It makes me wonder if this new trilogy was spawned from something Rian wrote for VIII or if it was a completely different idea from someone else that they wanted him back to direct. Like, as an example, we think we know that Luke is going to show Rey some early force teachings, and I wonder if Rian had so much he wanted to delve into there that he pitched an idea of a whole new trilogy.
This is an intriguing idea, which opens up the possibility of an Origins of the Jedi series or The First Jedi or Knights of the Old Republic, the last of which was explored in the beloved classic RPG series.
How will this work with the stand-alone movies and main saga?
Again, the best guess at this point is that the Skywalker storyline is likely done. I don't doubt that Disney would love to put subtle references or Easter Eggs into whatever comes next, but you probably shouldn't expect to see any of these characters again. Which is good! They shouldn't drag it on too long. I don't really have any interest in seeing Luke's great grandchildren do the same shit that he and his father did. If that's the case, then it's unlikely that they will continue the same numbering sequence as the current movies. This will be an entirely new series of movies, numbered I, II, and III.
Now, that doesn't really answer what will become of the stand-alone Star Wars films. I'd think they'll still use those to fill in small gaps of story (along with years between main films). And it's possible those would continue to take place during the Skywalker years. Obviously, Disney isn't going to give up another opportunity to release a movie every year.
Why Rian Johnson?
As we've seen in recent months, Disney and Lucasfilm is having a hell of a time working with directors. And it's clear, given the reportedly smooth sailing of The Last Jedi, the studio has really enjoyed working with Johnson. But beyond that, they must have a lot of confidence in Johnson's The Last Jedi, which should bode well for the quality of the next movie due out next month. Which brings us to the next question...
Should fans be worried?
It's always important to be skeptical, as one Reddit user pointed out "Hate to play the Devil's advocate, but this could also mean they just find Rian Johnson very easy and economical to work with—Star Wars is going to print money in any case." And that's true, Lucasfilm clearly wants as much creative control as possible, so it's likely Johnson gives them that. Of course, there's also always a worry that the more movies Disney and Lucasfilm makes, the more chances they have to screw up the most beloved sci-fi franchise of all time. That's totally fair.
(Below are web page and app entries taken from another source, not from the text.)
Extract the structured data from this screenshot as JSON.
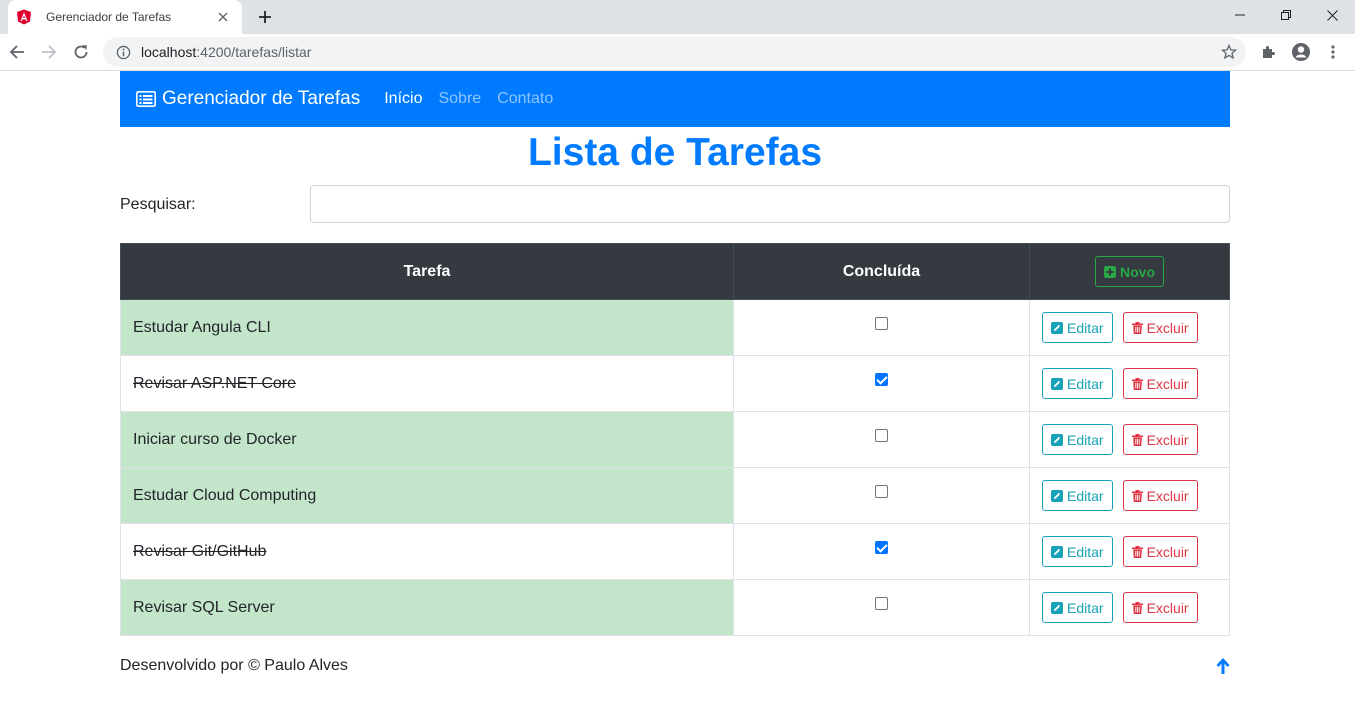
{
  "browser": {
    "tab_title": "Gerenciador de Tarefas",
    "url_host": "localhost",
    "url_path": ":4200/tarefas/listar"
  },
  "navbar": {
    "brand": "Gerenciador de Tarefas",
    "links": [
      "Início",
      "Sobre",
      "Contato"
    ]
  },
  "page": {
    "title": "Lista de Tarefas",
    "search_label": "Pesquisar:",
    "search_value": ""
  },
  "table": {
    "headers": [
      "Tarefa",
      "Concluída"
    ],
    "new_button": "Novo",
    "edit_label": "Editar",
    "delete_label": "Excluir",
    "rows": [
      {
        "name": "Estudar Angula CLI",
        "done": false
      },
      {
        "name": "Revisar ASP.NET Core",
        "done": true
      },
      {
        "name": "Iniciar curso de Docker",
        "done": false
      },
      {
        "name": "Estudar Cloud Computing",
        "done": false
      },
      {
        "name": "Revisar Git/GitHub",
        "done": true
      },
      {
        "name": "Revisar SQL Server",
        "done": false
      }
    ]
  },
  "footer": {
    "text": "Desenvolvido por © Paulo Alves"
  },
  "colors": {
    "primary": "#007bff",
    "pending_row": "#c3e6cb",
    "header_dark": "#343a40",
    "info": "#17a2b8",
    "danger": "#dc3545",
    "success": "#28a745"
  }
}
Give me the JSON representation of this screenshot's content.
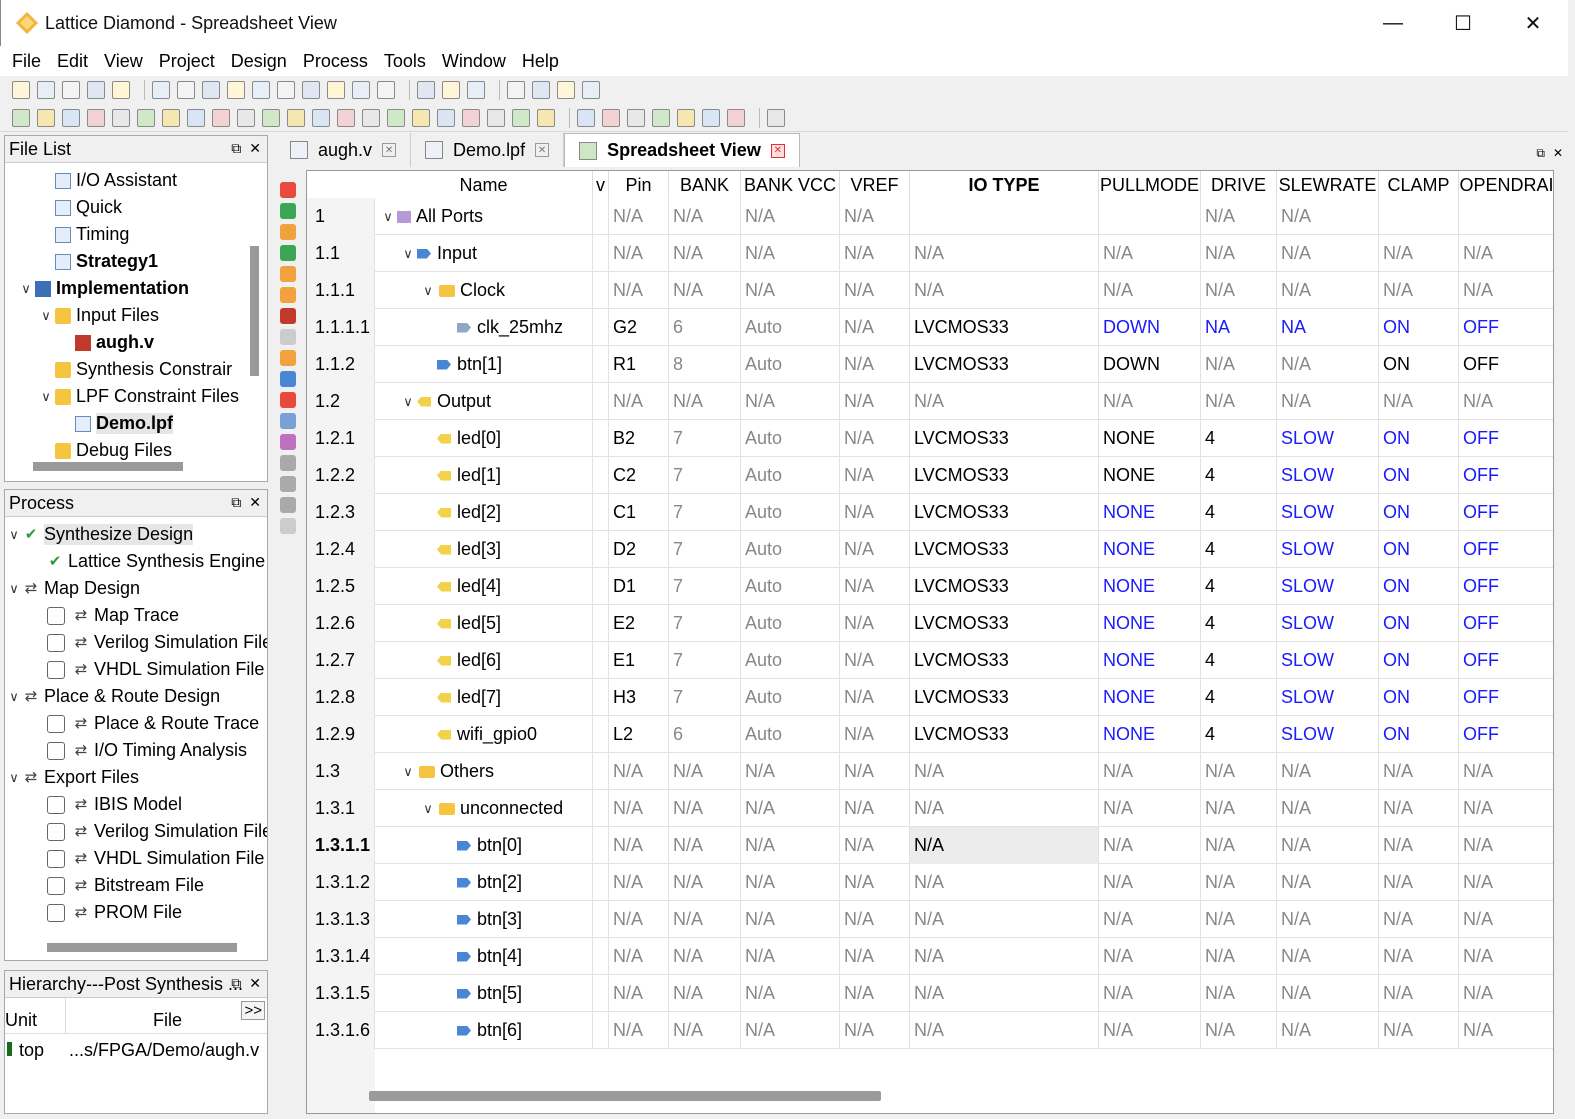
{
  "window": {
    "title": "Lattice Diamond - Spreadsheet View"
  },
  "menu": [
    "File",
    "Edit",
    "View",
    "Project",
    "Design",
    "Process",
    "Tools",
    "Window",
    "Help"
  ],
  "file_list": {
    "title": "File List",
    "items": [
      {
        "label": "I/O Assistant",
        "indent": 2,
        "bold": false
      },
      {
        "label": "Quick",
        "indent": 2,
        "bold": false
      },
      {
        "label": "Timing",
        "indent": 2,
        "bold": false
      },
      {
        "label": "Strategy1",
        "indent": 2,
        "bold": true
      },
      {
        "label": "Implementation",
        "indent": 1,
        "bold": true
      },
      {
        "label": "Input Files",
        "indent": 2,
        "bold": false
      },
      {
        "label": "augh.v",
        "indent": 3,
        "bold": true
      },
      {
        "label": "Synthesis Constrair",
        "indent": 2,
        "bold": false
      },
      {
        "label": "LPF Constraint Files",
        "indent": 2,
        "bold": false
      },
      {
        "label": "Demo.lpf",
        "indent": 3,
        "bold": true
      },
      {
        "label": "Debug Files",
        "indent": 2,
        "bold": false
      }
    ]
  },
  "process": {
    "title": "Process",
    "items": [
      {
        "label": "Synthesize Design",
        "type": "group"
      },
      {
        "label": "Lattice Synthesis Engine",
        "type": "sub"
      },
      {
        "label": "Map Design",
        "type": "group"
      },
      {
        "label": "Map Trace",
        "type": "check"
      },
      {
        "label": "Verilog Simulation File",
        "type": "check"
      },
      {
        "label": "VHDL Simulation File",
        "type": "check"
      },
      {
        "label": "Place & Route Design",
        "type": "group"
      },
      {
        "label": "Place & Route Trace",
        "type": "check"
      },
      {
        "label": "I/O Timing Analysis",
        "type": "check"
      },
      {
        "label": "Export Files",
        "type": "group"
      },
      {
        "label": "IBIS Model",
        "type": "check"
      },
      {
        "label": "Verilog Simulation File",
        "type": "check"
      },
      {
        "label": "VHDL Simulation File",
        "type": "check"
      },
      {
        "label": "Bitstream File",
        "type": "check"
      },
      {
        "label": "PROM File",
        "type": "check"
      }
    ]
  },
  "hierarchy": {
    "title": "Hierarchy---Post Synthesis ...",
    "col_unit": "Unit",
    "col_file": "File",
    "more": ">>",
    "row_unit": "top",
    "row_file": "...s/FPGA/Demo/augh.v"
  },
  "tabs": [
    {
      "label": "augh.v",
      "active": false
    },
    {
      "label": "Demo.lpf",
      "active": false
    },
    {
      "label": "Spreadsheet View",
      "active": true
    }
  ],
  "sheet": {
    "headers": [
      "Name",
      "v",
      "Pin",
      "BANK",
      "BANK VCC",
      "VREF",
      "IO TYPE",
      "PULLMODE",
      "DRIVE",
      "SLEWRATE",
      "CLAMP",
      "OPENDRAI"
    ],
    "rows": [
      {
        "num": "1",
        "name": "All Ports",
        "indent": 0,
        "chev": true,
        "icon": "root",
        "pin": "N/A",
        "bank": "N/A",
        "vcc": "N/A",
        "vref": "N/A",
        "io": "",
        "pull": "",
        "drive": "N/A",
        "slew": "N/A",
        "clamp": "",
        "od": "",
        "style": "gray"
      },
      {
        "num": "1.1",
        "name": "Input",
        "indent": 1,
        "chev": true,
        "icon": "blue",
        "pin": "N/A",
        "bank": "N/A",
        "vcc": "N/A",
        "vref": "N/A",
        "io": "N/A",
        "pull": "N/A",
        "drive": "N/A",
        "slew": "N/A",
        "clamp": "N/A",
        "od": "N/A",
        "style": "gray"
      },
      {
        "num": "1.1.1",
        "name": "Clock",
        "indent": 2,
        "chev": true,
        "icon": "folder",
        "pin": "N/A",
        "bank": "N/A",
        "vcc": "N/A",
        "vref": "N/A",
        "io": "N/A",
        "pull": "N/A",
        "drive": "N/A",
        "slew": "N/A",
        "clamp": "N/A",
        "od": "N/A",
        "style": "gray"
      },
      {
        "num": "1.1.1.1",
        "name": "clk_25mhz",
        "indent": 3,
        "chev": false,
        "icon": "clk",
        "pin": "G2",
        "bank": "6",
        "vcc": "Auto",
        "vref": "N/A",
        "io": "LVCMOS33",
        "pull": "DOWN",
        "drive": "NA",
        "slew": "NA",
        "clamp": "ON",
        "od": "OFF",
        "style": "clk"
      },
      {
        "num": "1.1.2",
        "name": "btn[1]",
        "indent": 2,
        "chev": false,
        "icon": "blue",
        "pin": "R1",
        "bank": "8",
        "vcc": "Auto",
        "vref": "N/A",
        "io": "LVCMOS33",
        "pull": "DOWN",
        "drive": "N/A",
        "slew": "N/A",
        "clamp": "ON",
        "od": "OFF",
        "style": "btn1"
      },
      {
        "num": "1.2",
        "name": "Output",
        "indent": 1,
        "chev": true,
        "icon": "yellow",
        "pin": "N/A",
        "bank": "N/A",
        "vcc": "N/A",
        "vref": "N/A",
        "io": "N/A",
        "pull": "N/A",
        "drive": "N/A",
        "slew": "N/A",
        "clamp": "N/A",
        "od": "N/A",
        "style": "gray"
      },
      {
        "num": "1.2.1",
        "name": "led[0]",
        "indent": 2,
        "chev": false,
        "icon": "yellow",
        "pin": "B2",
        "bank": "7",
        "vcc": "Auto",
        "vref": "N/A",
        "io": "LVCMOS33",
        "pull": "NONE",
        "drive": "4",
        "slew": "SLOW",
        "clamp": "ON",
        "od": "OFF",
        "style": "led_dark"
      },
      {
        "num": "1.2.2",
        "name": "led[1]",
        "indent": 2,
        "chev": false,
        "icon": "yellow",
        "pin": "C2",
        "bank": "7",
        "vcc": "Auto",
        "vref": "N/A",
        "io": "LVCMOS33",
        "pull": "NONE",
        "drive": "4",
        "slew": "SLOW",
        "clamp": "ON",
        "od": "OFF",
        "style": "led_dark"
      },
      {
        "num": "1.2.3",
        "name": "led[2]",
        "indent": 2,
        "chev": false,
        "icon": "yellow",
        "pin": "C1",
        "bank": "7",
        "vcc": "Auto",
        "vref": "N/A",
        "io": "LVCMOS33",
        "pull": "NONE",
        "drive": "4",
        "slew": "SLOW",
        "clamp": "ON",
        "od": "OFF",
        "style": "led"
      },
      {
        "num": "1.2.4",
        "name": "led[3]",
        "indent": 2,
        "chev": false,
        "icon": "yellow",
        "pin": "D2",
        "bank": "7",
        "vcc": "Auto",
        "vref": "N/A",
        "io": "LVCMOS33",
        "pull": "NONE",
        "drive": "4",
        "slew": "SLOW",
        "clamp": "ON",
        "od": "OFF",
        "style": "led"
      },
      {
        "num": "1.2.5",
        "name": "led[4]",
        "indent": 2,
        "chev": false,
        "icon": "yellow",
        "pin": "D1",
        "bank": "7",
        "vcc": "Auto",
        "vref": "N/A",
        "io": "LVCMOS33",
        "pull": "NONE",
        "drive": "4",
        "slew": "SLOW",
        "clamp": "ON",
        "od": "OFF",
        "style": "led"
      },
      {
        "num": "1.2.6",
        "name": "led[5]",
        "indent": 2,
        "chev": false,
        "icon": "yellow",
        "pin": "E2",
        "bank": "7",
        "vcc": "Auto",
        "vref": "N/A",
        "io": "LVCMOS33",
        "pull": "NONE",
        "drive": "4",
        "slew": "SLOW",
        "clamp": "ON",
        "od": "OFF",
        "style": "led"
      },
      {
        "num": "1.2.7",
        "name": "led[6]",
        "indent": 2,
        "chev": false,
        "icon": "yellow",
        "pin": "E1",
        "bank": "7",
        "vcc": "Auto",
        "vref": "N/A",
        "io": "LVCMOS33",
        "pull": "NONE",
        "drive": "4",
        "slew": "SLOW",
        "clamp": "ON",
        "od": "OFF",
        "style": "led"
      },
      {
        "num": "1.2.8",
        "name": "led[7]",
        "indent": 2,
        "chev": false,
        "icon": "yellow",
        "pin": "H3",
        "bank": "7",
        "vcc": "Auto",
        "vref": "N/A",
        "io": "LVCMOS33",
        "pull": "NONE",
        "drive": "4",
        "slew": "SLOW",
        "clamp": "ON",
        "od": "OFF",
        "style": "led"
      },
      {
        "num": "1.2.9",
        "name": "wifi_gpio0",
        "indent": 2,
        "chev": false,
        "icon": "yellow",
        "pin": "L2",
        "bank": "6",
        "vcc": "Auto",
        "vref": "N/A",
        "io": "LVCMOS33",
        "pull": "NONE",
        "drive": "4",
        "slew": "SLOW",
        "clamp": "ON",
        "od": "OFF",
        "style": "led"
      },
      {
        "num": "1.3",
        "name": "Others",
        "indent": 1,
        "chev": true,
        "icon": "folder",
        "pin": "N/A",
        "bank": "N/A",
        "vcc": "N/A",
        "vref": "N/A",
        "io": "N/A",
        "pull": "N/A",
        "drive": "N/A",
        "slew": "N/A",
        "clamp": "N/A",
        "od": "N/A",
        "style": "gray"
      },
      {
        "num": "1.3.1",
        "name": "unconnected",
        "indent": 2,
        "chev": true,
        "icon": "folder",
        "pin": "N/A",
        "bank": "N/A",
        "vcc": "N/A",
        "vref": "N/A",
        "io": "N/A",
        "pull": "N/A",
        "drive": "N/A",
        "slew": "N/A",
        "clamp": "N/A",
        "od": "N/A",
        "style": "gray"
      },
      {
        "num": "1.3.1.1",
        "name": "btn[0]",
        "indent": 3,
        "chev": false,
        "icon": "blue",
        "pin": "N/A",
        "bank": "N/A",
        "vcc": "N/A",
        "vref": "N/A",
        "io": "N/A",
        "pull": "N/A",
        "drive": "N/A",
        "slew": "N/A",
        "clamp": "N/A",
        "od": "N/A",
        "style": "selected"
      },
      {
        "num": "1.3.1.2",
        "name": "btn[2]",
        "indent": 3,
        "chev": false,
        "icon": "blue",
        "pin": "N/A",
        "bank": "N/A",
        "vcc": "N/A",
        "vref": "N/A",
        "io": "N/A",
        "pull": "N/A",
        "drive": "N/A",
        "slew": "N/A",
        "clamp": "N/A",
        "od": "N/A",
        "style": "gray"
      },
      {
        "num": "1.3.1.3",
        "name": "btn[3]",
        "indent": 3,
        "chev": false,
        "icon": "blue",
        "pin": "N/A",
        "bank": "N/A",
        "vcc": "N/A",
        "vref": "N/A",
        "io": "N/A",
        "pull": "N/A",
        "drive": "N/A",
        "slew": "N/A",
        "clamp": "N/A",
        "od": "N/A",
        "style": "gray"
      },
      {
        "num": "1.3.1.4",
        "name": "btn[4]",
        "indent": 3,
        "chev": false,
        "icon": "blue",
        "pin": "N/A",
        "bank": "N/A",
        "vcc": "N/A",
        "vref": "N/A",
        "io": "N/A",
        "pull": "N/A",
        "drive": "N/A",
        "slew": "N/A",
        "clamp": "N/A",
        "od": "N/A",
        "style": "gray"
      },
      {
        "num": "1.3.1.5",
        "name": "btn[5]",
        "indent": 3,
        "chev": false,
        "icon": "blue",
        "pin": "N/A",
        "bank": "N/A",
        "vcc": "N/A",
        "vref": "N/A",
        "io": "N/A",
        "pull": "N/A",
        "drive": "N/A",
        "slew": "N/A",
        "clamp": "N/A",
        "od": "N/A",
        "style": "gray"
      },
      {
        "num": "1.3.1.6",
        "name": "btn[6]",
        "indent": 3,
        "chev": false,
        "icon": "blue",
        "pin": "N/A",
        "bank": "N/A",
        "vcc": "N/A",
        "vref": "N/A",
        "io": "N/A",
        "pull": "N/A",
        "drive": "N/A",
        "slew": "N/A",
        "clamp": "N/A",
        "od": "N/A",
        "style": "gray"
      }
    ]
  },
  "colors": {
    "link_blue": "#1a1aff",
    "na_gray": "#888888",
    "close_red": "#d33333"
  }
}
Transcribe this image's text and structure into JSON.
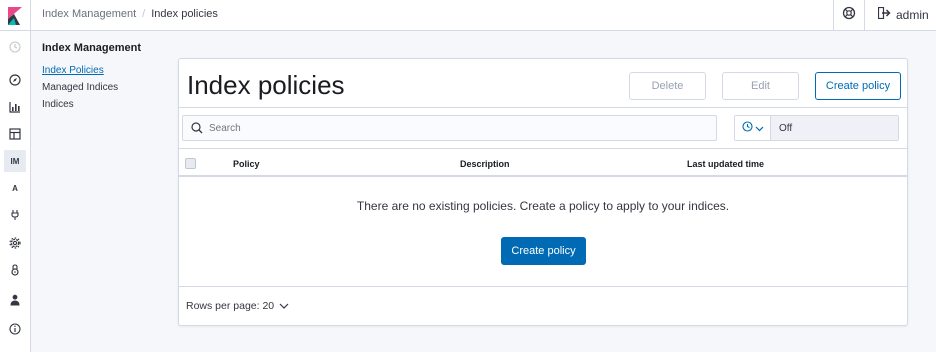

But keep in mind that Johnson's previous sci-fi work has been among the best of this decade. Plus, if Disney and Lucasfilm have this much confidence in him, we should too, at least until we see how The Last Jedi turns out.